And that is a point worth considering for one more moment.
The Panasonic AG-AF100 uses the same sensor as the GH2. But it comes in a body made for shooting video. It has the same micro four thirds lens mount so you can work with a variety of lenses. Add in XLR microphone inputs, headphone jack, etc., etc., etc. and you’ve got a high quality, film-like video camcorder for professional use.
The GH2 is a still camera that shoots video. Amazing video, especially for the money. But it’s not a video camcorder.
So, it you have the budget or if you’re shooting video as a professional you’ll likely be happier with the AF-AG100.
But, if you’re looking for a DSLR that shoots great HD video the Panasonic GH2 is the only way to go.
Leave your comments and let me know what you think.

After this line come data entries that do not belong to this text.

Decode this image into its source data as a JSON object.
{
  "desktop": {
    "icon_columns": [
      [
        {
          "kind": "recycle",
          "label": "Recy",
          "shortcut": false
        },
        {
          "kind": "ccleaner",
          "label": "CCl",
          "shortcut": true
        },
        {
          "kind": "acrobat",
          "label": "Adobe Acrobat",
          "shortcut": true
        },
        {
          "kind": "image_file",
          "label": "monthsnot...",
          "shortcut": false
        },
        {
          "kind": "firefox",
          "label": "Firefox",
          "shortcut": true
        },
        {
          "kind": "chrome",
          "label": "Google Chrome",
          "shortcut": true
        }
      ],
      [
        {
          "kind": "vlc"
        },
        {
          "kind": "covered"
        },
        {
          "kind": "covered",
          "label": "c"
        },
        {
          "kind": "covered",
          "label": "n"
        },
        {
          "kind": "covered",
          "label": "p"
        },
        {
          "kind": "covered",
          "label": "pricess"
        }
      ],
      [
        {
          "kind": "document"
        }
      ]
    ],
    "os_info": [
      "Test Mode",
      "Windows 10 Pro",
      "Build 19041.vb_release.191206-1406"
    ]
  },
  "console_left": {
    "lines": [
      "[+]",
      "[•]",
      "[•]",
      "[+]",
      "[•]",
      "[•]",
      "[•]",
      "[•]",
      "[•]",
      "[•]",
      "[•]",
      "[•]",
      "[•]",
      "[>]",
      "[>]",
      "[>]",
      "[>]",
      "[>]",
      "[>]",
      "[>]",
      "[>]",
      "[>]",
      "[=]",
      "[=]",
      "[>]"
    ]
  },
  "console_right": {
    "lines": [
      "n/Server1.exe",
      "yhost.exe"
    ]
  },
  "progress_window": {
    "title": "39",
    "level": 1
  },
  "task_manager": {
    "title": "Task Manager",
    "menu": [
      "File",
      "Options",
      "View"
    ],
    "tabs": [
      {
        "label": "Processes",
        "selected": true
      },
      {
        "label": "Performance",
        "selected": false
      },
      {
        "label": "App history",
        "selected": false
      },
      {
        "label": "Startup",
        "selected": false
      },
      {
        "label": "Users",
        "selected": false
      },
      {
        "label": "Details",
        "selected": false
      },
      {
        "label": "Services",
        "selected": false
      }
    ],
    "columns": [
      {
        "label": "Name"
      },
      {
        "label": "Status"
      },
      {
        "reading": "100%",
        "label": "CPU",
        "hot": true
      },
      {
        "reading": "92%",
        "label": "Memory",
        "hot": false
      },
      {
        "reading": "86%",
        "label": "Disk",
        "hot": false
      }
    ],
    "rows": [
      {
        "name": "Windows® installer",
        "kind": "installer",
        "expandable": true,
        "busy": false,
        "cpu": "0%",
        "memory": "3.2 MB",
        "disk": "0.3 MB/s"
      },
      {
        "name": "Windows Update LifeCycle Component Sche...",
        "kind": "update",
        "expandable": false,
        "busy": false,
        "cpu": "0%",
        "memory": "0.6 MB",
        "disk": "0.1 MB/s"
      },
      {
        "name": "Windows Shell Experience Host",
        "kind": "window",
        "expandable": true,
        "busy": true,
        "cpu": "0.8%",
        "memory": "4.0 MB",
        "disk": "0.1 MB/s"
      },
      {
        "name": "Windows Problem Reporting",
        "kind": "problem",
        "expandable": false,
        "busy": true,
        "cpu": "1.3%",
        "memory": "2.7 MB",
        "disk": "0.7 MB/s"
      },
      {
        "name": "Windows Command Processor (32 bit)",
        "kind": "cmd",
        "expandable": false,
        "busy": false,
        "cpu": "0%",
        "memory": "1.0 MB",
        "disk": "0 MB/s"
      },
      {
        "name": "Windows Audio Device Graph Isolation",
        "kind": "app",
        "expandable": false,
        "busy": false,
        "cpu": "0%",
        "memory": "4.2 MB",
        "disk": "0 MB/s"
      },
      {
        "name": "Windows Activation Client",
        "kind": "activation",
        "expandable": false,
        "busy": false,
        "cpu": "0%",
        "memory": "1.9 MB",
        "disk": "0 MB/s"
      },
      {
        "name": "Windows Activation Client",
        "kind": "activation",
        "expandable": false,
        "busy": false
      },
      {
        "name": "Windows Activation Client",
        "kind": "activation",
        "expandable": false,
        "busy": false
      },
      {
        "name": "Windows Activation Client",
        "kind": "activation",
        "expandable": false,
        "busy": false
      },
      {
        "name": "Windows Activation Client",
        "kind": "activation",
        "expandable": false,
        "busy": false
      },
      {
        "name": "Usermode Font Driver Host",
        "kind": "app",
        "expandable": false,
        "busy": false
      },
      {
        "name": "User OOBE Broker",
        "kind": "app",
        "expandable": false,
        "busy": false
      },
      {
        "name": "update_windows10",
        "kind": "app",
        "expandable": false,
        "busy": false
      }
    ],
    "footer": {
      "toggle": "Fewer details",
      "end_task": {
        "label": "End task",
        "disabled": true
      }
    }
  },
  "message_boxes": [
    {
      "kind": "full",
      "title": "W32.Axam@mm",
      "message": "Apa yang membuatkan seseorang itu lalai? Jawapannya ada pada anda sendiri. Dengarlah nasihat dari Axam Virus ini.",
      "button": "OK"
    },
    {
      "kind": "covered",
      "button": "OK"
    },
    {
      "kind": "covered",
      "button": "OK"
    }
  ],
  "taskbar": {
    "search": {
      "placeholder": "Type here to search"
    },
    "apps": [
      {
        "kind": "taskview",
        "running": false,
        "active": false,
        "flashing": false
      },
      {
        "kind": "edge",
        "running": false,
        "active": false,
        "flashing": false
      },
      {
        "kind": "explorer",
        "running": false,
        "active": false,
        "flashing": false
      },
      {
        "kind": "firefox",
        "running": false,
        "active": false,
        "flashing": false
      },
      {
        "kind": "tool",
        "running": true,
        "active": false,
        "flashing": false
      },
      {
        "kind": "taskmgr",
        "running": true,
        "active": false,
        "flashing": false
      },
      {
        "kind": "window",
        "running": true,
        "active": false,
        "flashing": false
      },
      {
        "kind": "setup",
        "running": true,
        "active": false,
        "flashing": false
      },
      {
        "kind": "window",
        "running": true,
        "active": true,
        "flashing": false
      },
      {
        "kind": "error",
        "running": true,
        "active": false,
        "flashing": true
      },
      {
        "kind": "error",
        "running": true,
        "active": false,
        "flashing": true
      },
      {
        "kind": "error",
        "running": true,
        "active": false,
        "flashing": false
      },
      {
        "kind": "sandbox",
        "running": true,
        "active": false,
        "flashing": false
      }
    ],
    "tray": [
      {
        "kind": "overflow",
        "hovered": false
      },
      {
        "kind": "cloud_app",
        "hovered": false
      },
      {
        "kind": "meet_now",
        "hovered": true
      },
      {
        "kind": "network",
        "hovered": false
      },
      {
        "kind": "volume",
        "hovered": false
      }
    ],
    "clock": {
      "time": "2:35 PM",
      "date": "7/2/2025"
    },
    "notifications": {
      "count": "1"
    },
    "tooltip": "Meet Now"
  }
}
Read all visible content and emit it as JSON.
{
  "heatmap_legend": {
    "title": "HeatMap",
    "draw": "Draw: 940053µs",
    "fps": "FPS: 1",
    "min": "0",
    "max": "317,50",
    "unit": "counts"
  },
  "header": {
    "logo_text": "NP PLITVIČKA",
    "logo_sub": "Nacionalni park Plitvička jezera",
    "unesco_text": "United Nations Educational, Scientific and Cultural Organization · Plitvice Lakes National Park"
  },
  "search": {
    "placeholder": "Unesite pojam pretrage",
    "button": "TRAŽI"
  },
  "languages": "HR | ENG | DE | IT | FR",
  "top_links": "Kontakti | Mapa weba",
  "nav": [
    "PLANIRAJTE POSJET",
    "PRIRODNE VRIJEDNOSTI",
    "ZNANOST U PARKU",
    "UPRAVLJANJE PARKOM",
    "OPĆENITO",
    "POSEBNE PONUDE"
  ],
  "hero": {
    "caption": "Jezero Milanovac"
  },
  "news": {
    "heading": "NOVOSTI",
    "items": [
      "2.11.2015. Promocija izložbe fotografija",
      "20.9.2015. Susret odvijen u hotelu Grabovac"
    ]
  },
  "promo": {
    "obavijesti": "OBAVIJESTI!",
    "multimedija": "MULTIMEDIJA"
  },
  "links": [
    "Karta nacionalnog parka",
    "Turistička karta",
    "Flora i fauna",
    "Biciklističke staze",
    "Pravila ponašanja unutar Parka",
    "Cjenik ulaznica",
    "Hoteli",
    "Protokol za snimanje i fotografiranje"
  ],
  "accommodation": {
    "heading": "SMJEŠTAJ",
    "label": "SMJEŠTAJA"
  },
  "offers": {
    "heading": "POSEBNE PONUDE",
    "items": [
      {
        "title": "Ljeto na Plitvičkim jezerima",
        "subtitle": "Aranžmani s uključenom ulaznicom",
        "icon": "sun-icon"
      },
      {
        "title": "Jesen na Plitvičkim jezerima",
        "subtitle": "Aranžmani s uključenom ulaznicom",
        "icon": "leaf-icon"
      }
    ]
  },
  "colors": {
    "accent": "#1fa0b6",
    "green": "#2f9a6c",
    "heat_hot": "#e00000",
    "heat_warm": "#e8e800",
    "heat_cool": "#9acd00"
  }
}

PS – just to be clear… I have not shot side by side comparisons of these two cameras. The GH2 is just now being released on the market and there’s not much real-world experience with it. My conclusions are drawn from personal experience and tons of research. Also, my values and perspective are not the same as yours. I always recommend getting your hands on the gear and finding out what works best for you.